  • Museum are the Future of Education (video, 30 minutes). In this keynote address, delivered at Museums Advocacy Day 2013, CFM director Elizabeth Merritt makes the case that we are on the cusp of transformative change in the U.S. learning landscape, and that museums have the opportunity, through advocacy and action, to help create a more equitable and successful educational system in which they play a starring role.
  • Exploring the Educational Future (PDF, 8 pages). This article by CFM director Elizabeth Merritt includes a short scenario of the future, titled “A Learning Day 2037” that dramatizes one potential future of learning through the story of Moya, a young girl growing up in a walled community that has opted for self-directed learning. This article is published in Journal of Museum Education, Volume 37, Number 3. Included by permission of Maney Publishing. 
  • TrendsWatch 2013: Back to the Future (PDF, 42 pages). This edition of TrendsWatch includes a section exploring “The Great Unbundling”—how the proliferation of micro-credentialing systems is fueling the rise of fragmented and distributed systems of learning, including Massive Open Online Courses (MOOCs) and digital badging. 

  • TrendsWatch 2012: Museums and the Pulse of the Future (PDF, 26 pages). This report from the CFM includes a section exploring the trends creating a New Educational Era in the U.S., links to examples, comments on what this may mean for society and for museums, and suggests actions museums might want to consider to respond to this trend.

Additional Resources

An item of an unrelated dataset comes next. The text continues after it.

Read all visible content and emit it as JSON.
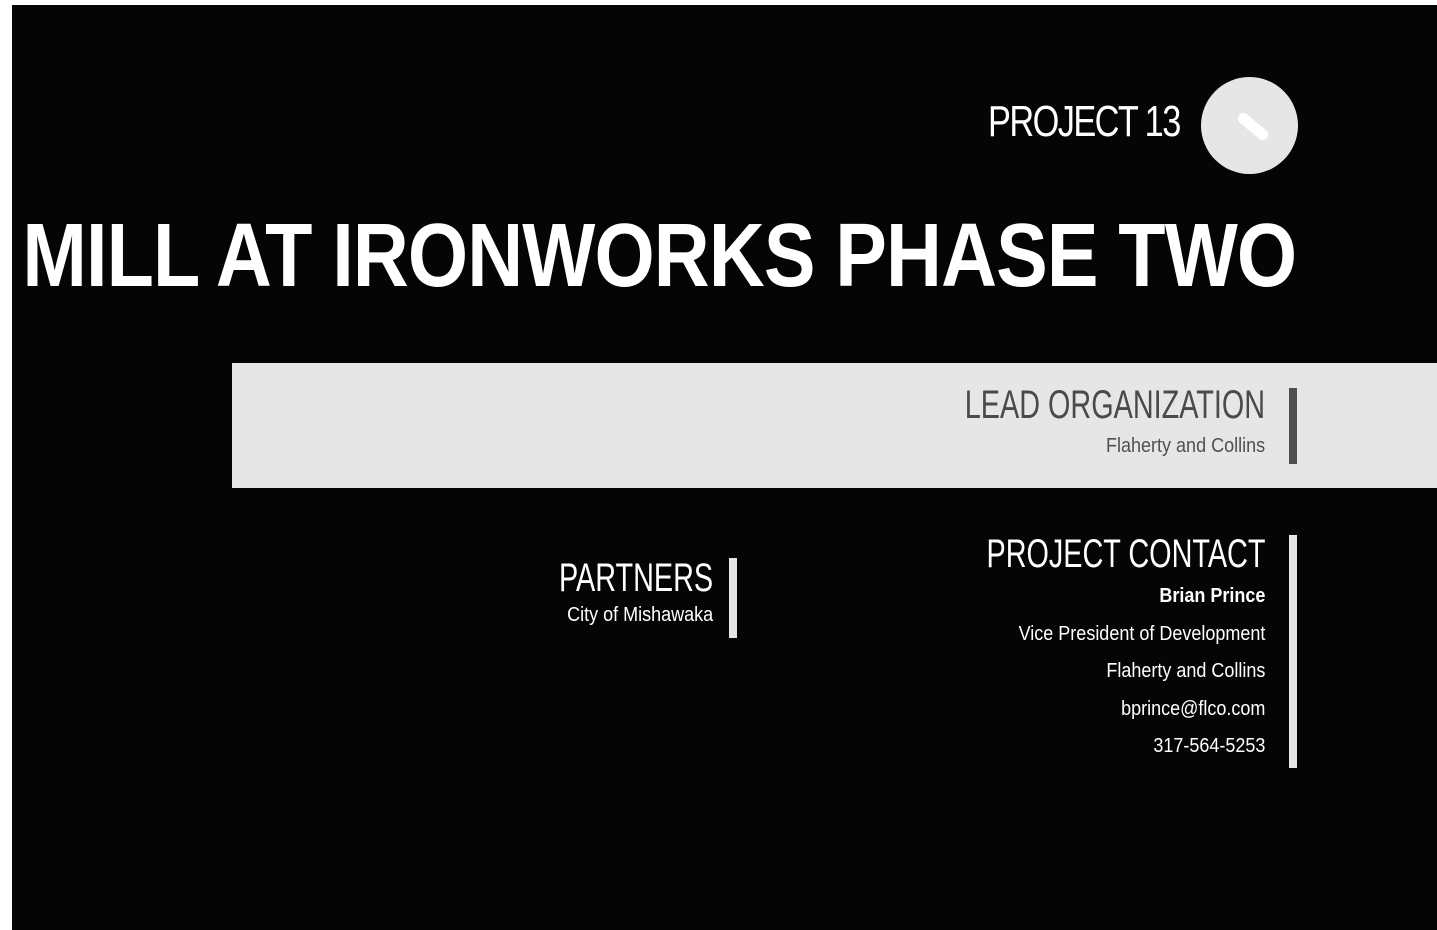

  • The 2020 Forecast: Creating the Future of Learning (website and PDF). Released in 2009, KnowledgeWorks’ 2020 Forecast: Creating the Future of Learning identifies six major drivers of change that are giving individuals and organizations an increasing array of options for creating a world of learning that will be very different from today’s system of schooling.
  • Museums, Libraries and 21st Century Skills. These web resources from the Institute of Museum and Library Services provides material and training on how libraries and museums can help build the skills Americans need. Site links to podcast, transcript and additional resources.
  • New Media Consortium Horizon Project charts the landscape of emerging technologies for teaching, learning, research, creative inquiry, and information management. Resources on their site include forecasting reports for Higher Ed, K-12 and Museums, as well as region-specific Technology Outlooks. 
  • The Mind/Shift blog explores the future of learning in all its dimensions—covering cultural and technology trends, groundbreaking research, education policy and more. It is hosted by the NPR affiliate KQED.
  • The World of Learning Blog is hosted by the KnowledgeWorks Foundation.  It covers innovations in educational innovation, policy and technology.
  • Jesse Moyer, manager, organizational learning and innovation at KnowledgeWorks Foundation tweets and blogs links and commentary on the future of education.
  • U.S. Census Bureau, 2012 Statistical Abstract, Education. This section of the abstract presents data primarily concerning formal education as a whole, at various levels, and for public and private schools. Data shown relate to the school-age population and school enrollment, educational attainment, education personnel and financial aspects of education. In addition, data are shown for charter schools, computer usage in schools, distance education and adult education.